I agree that these elements are vital. May I add another. I think there
are some things in Gen 3 which are pretty crucial to a Christian theodicy
in that they have to do with why the Incarnation and Cross are necessary.
That is to say that the self subjection of God to suffering has to do with
his purpose of being a penal substitute for us in relation to the guilt of
sin. Rom 5 & 6 spell out that complementarity between the Fall and the
Cross. Whilst Gen 3 does not indicate the ultimate source of evil in that
it does not explain the appearance of the serpent whose evil intent plainly
pre-exists the story, it does seem to be saying something about the
despoiling of the creation by human sin.
I think we need to note that theodicy is critical to any theistic account
of origins, because one of the questions it seeks to answer is the origin
of evil and to do so without imputing evil to the one who originated the
Incidentally, there is a fascinating inversion in relation to the
importance of theodicy to us:
If you have God then your account of origins has to deal with the existence
of evil within the universe.
If you have no god then your account of origins has to deal with the
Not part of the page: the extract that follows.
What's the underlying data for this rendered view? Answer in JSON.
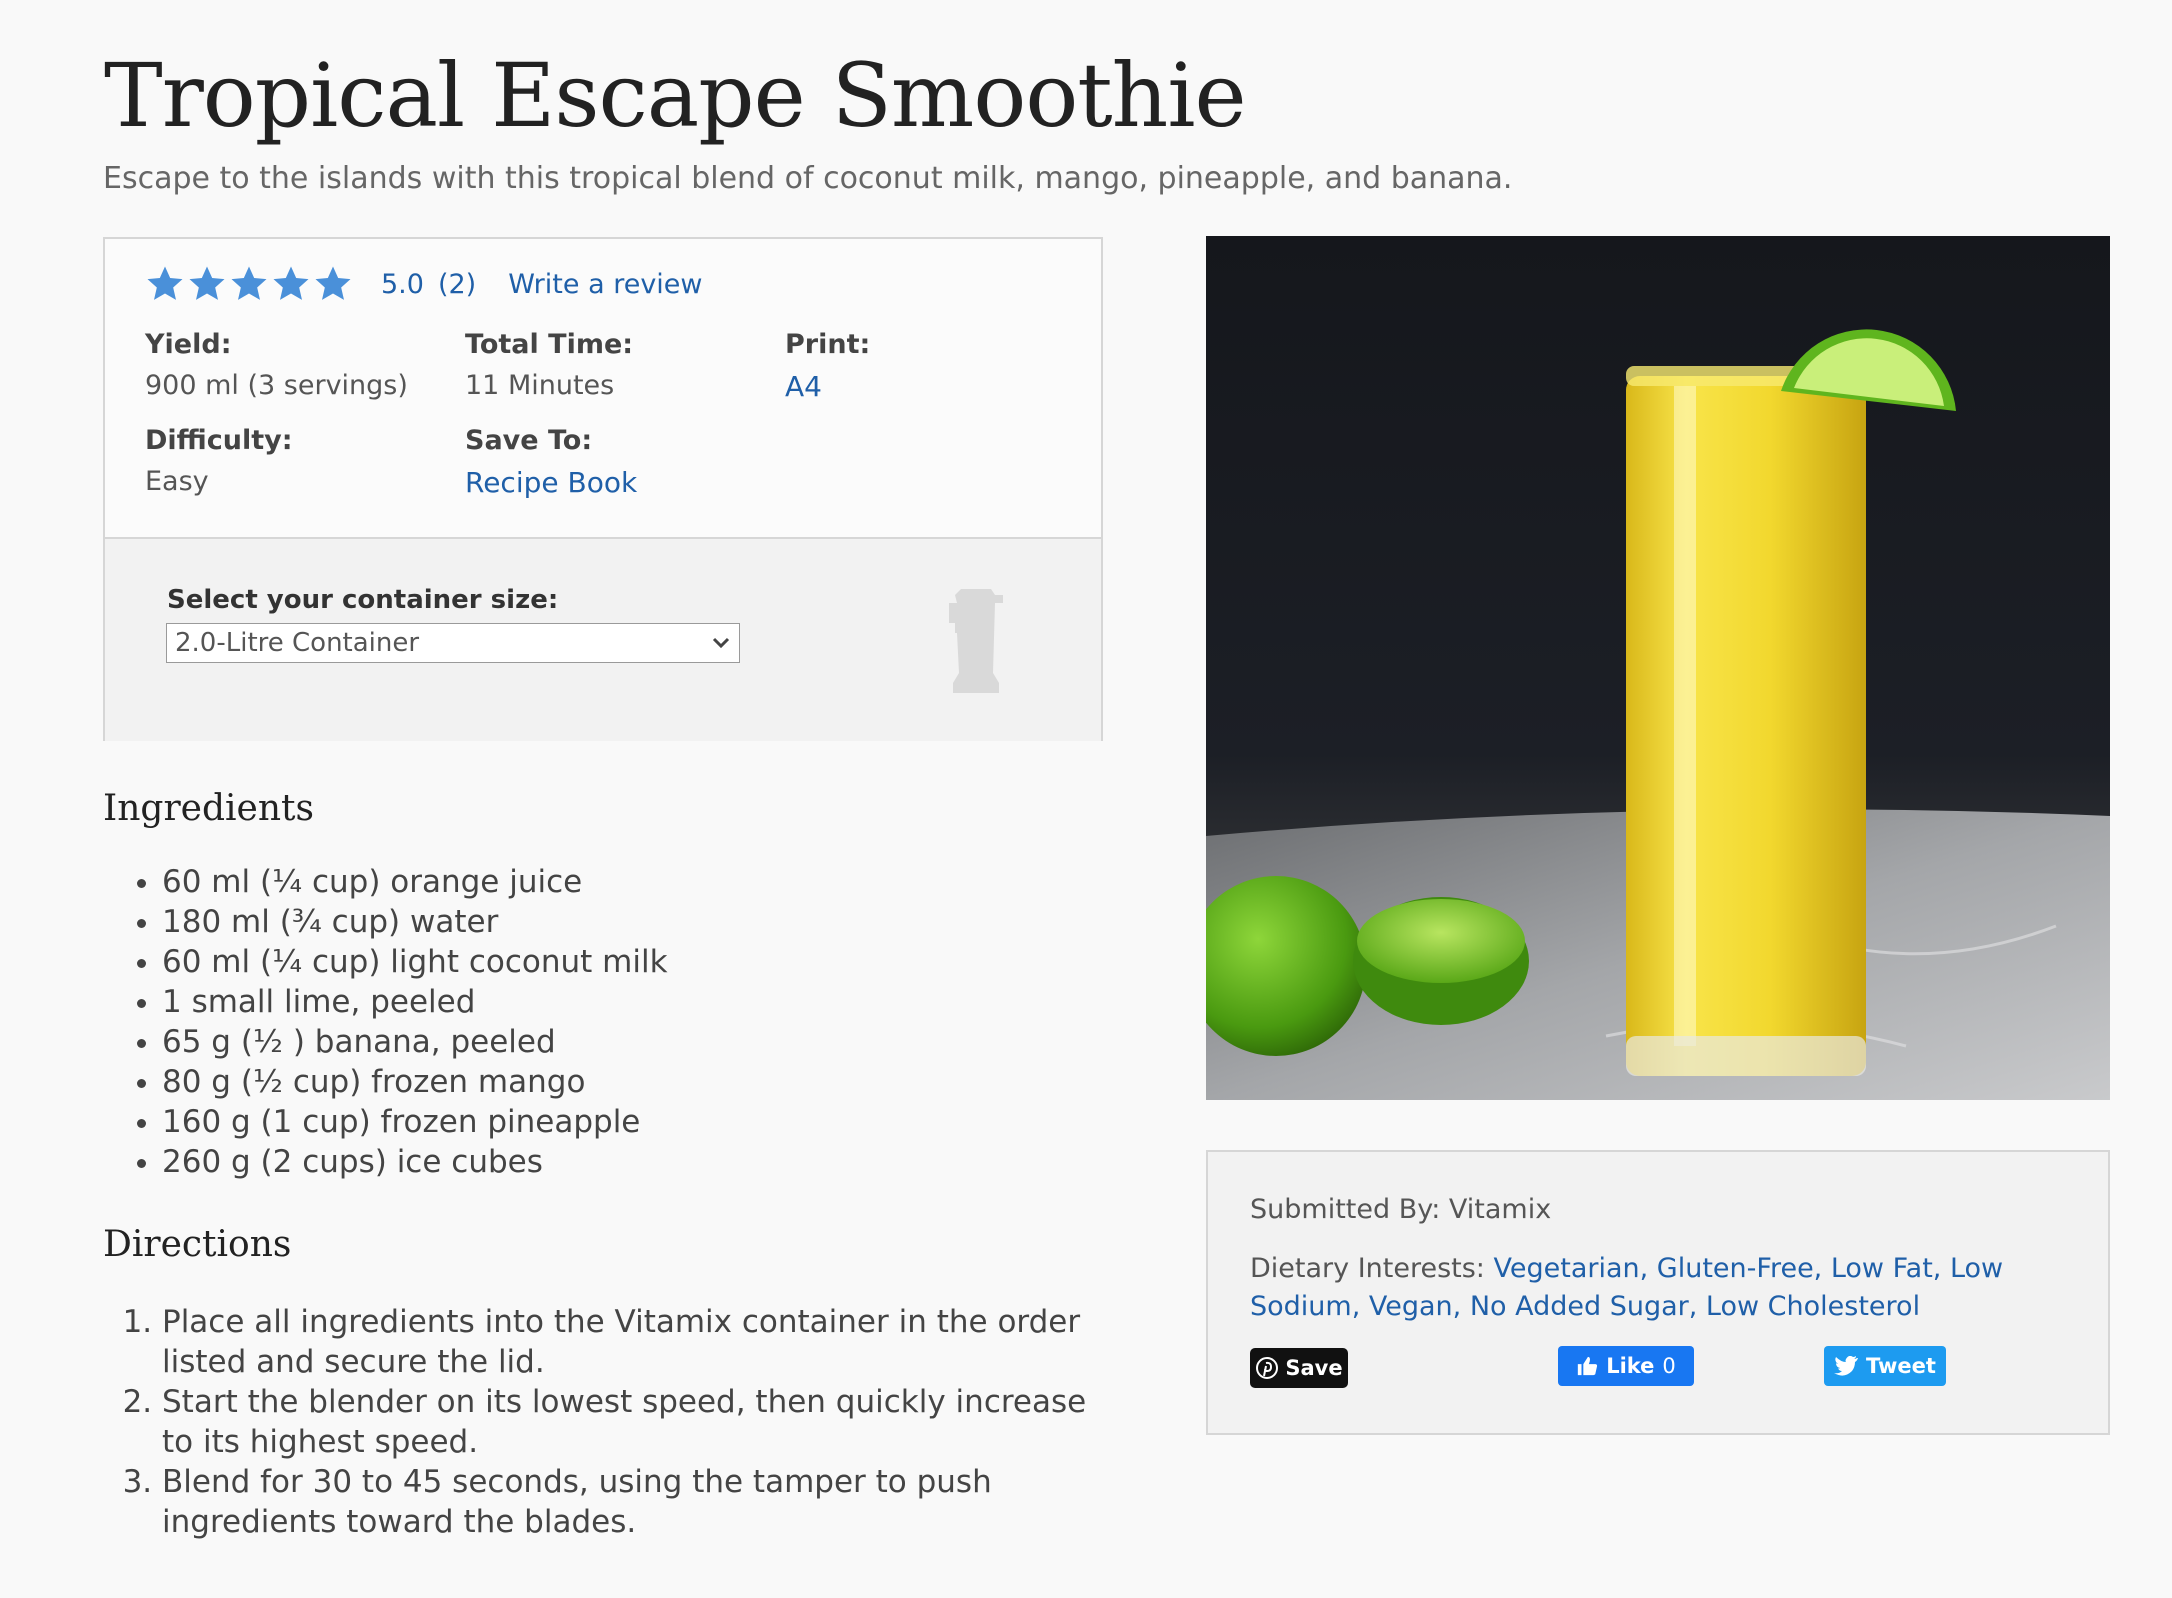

existence of good within the universe.
So Dawkins has to write his Selfish Gene.